In fact, a study of 1,120 hip osteoarthritis patients found that women were more likely to be functionally disabled and have problems with activities of daily living compared with men at the time of surgery.iii Another study found they were also more likely than men to require personal assistance in performing daily activities.
Why women wait longer to undergo surgery may be attributed to two issues that are integrally connected – that is, personal concerns about the risk and outcome of surgery, which were more important to women than men,iv and a lack of information received from their physician.
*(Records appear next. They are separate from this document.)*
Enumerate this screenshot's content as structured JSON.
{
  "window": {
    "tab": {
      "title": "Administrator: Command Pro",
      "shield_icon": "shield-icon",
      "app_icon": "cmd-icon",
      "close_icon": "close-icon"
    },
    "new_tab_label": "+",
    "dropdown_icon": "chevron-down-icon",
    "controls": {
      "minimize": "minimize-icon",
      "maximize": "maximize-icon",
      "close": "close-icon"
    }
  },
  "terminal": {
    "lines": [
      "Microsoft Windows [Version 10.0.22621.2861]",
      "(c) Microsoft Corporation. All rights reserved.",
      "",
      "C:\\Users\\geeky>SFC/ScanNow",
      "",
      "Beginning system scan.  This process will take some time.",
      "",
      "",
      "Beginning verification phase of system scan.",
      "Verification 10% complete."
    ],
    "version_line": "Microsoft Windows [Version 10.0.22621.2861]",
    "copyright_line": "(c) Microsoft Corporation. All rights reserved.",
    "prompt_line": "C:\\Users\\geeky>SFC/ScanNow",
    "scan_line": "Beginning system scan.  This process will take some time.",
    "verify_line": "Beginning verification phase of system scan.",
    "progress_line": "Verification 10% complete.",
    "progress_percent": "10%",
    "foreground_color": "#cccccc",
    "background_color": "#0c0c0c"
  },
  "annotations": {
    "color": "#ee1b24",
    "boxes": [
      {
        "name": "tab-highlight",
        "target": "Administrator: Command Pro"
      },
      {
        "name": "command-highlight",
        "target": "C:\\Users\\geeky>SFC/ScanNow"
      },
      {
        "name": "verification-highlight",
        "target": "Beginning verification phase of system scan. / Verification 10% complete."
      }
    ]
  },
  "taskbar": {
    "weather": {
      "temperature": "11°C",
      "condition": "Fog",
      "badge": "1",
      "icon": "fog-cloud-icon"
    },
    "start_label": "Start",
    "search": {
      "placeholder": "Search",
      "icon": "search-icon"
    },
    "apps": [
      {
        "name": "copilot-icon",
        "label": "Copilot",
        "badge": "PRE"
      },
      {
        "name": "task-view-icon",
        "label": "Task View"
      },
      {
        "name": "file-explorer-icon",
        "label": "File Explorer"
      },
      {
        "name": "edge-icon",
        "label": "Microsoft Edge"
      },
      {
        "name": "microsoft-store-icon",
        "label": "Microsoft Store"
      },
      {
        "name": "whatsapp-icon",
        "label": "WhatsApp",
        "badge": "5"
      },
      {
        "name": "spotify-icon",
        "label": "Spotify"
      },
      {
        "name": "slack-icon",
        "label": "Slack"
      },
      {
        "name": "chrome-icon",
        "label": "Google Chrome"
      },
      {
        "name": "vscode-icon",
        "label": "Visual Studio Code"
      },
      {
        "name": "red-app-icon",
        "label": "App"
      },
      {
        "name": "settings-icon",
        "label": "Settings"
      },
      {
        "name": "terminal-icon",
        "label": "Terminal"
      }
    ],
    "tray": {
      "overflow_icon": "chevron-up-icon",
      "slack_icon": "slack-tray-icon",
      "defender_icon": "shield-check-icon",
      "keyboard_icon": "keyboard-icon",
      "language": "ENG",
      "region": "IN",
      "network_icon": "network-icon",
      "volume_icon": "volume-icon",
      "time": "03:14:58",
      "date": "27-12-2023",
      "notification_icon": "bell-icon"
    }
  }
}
Barriers, perceived or real, that are unique to women exist at the level of the interaction between the primary care provider and the patient in the process of referral to orthopaedic surgery.i As Weng and FitzGerald note, “If women tend to overestimate the risks of knee replacements and are generally less informed, they may be less inclined to undergo the procedure.
Ironically, women’s greater concerns regarding risk may prevent them from obtaining the exact information they need to address their reservations
In a focus group of people with hip or knee osteoarthritis, for instance, women were more likely to be concerned about the risks of joint replacement surgery and worsening function post-operatively. iii While men, if they ask questions at all, are interested in “devices and device technology” or in health insurance coverage.
In addition, some studies show that compared with men, women were more adverse to undertaking surgical risk and more concerned about being a burden on their families.
Health care professionals must be aware of gender differences to optimize the evaluation and care of their patients.
Even within the female gender there are differences in the concerns of white and African-American women – in one study white women were the only group to ask about drawbacks of surgery, for instance.iv Additionally, white women tended to ask process-oriented questions – about recuperation, postoperative therapy, functional recovery and limitations, and pain control – while African-American women asked about the benefits of surgery and long-term outcomes and about criteria used to for TKA and their own candidacy for it.
Mahomed et al. note that patient expectations are important independent predictors of improved functional outcomes and satisfaction after total joint replacement.viii They write that their study,viii the goal of which was to evaluate the relationship between patient expectations of total joint arthroplasty and patient-based functional outcomes six months post surgery, suggests that “patients whose expectations have been met are more satisfied with the outcomes following total joint replacement surgery.”
Health care professionals must recognize the real and perceived differences in how men and women approach their own health care, the different attitudes men and women have regarding risk and pain, and the differences between how men and women communicate with their physicians.
For instance, as Chang et al. notes, “the tendency of white men to ‘speak the same language’ as their physicians” is an important communication concept long understood by medical anthropologists in their study of doctor-patient relationships, which may contribute to men’s proportionately increased use of TKA.iv Physicians must be sensitive to language and communication issues to optimize their evaluation and treatment of females with osteoarthritis.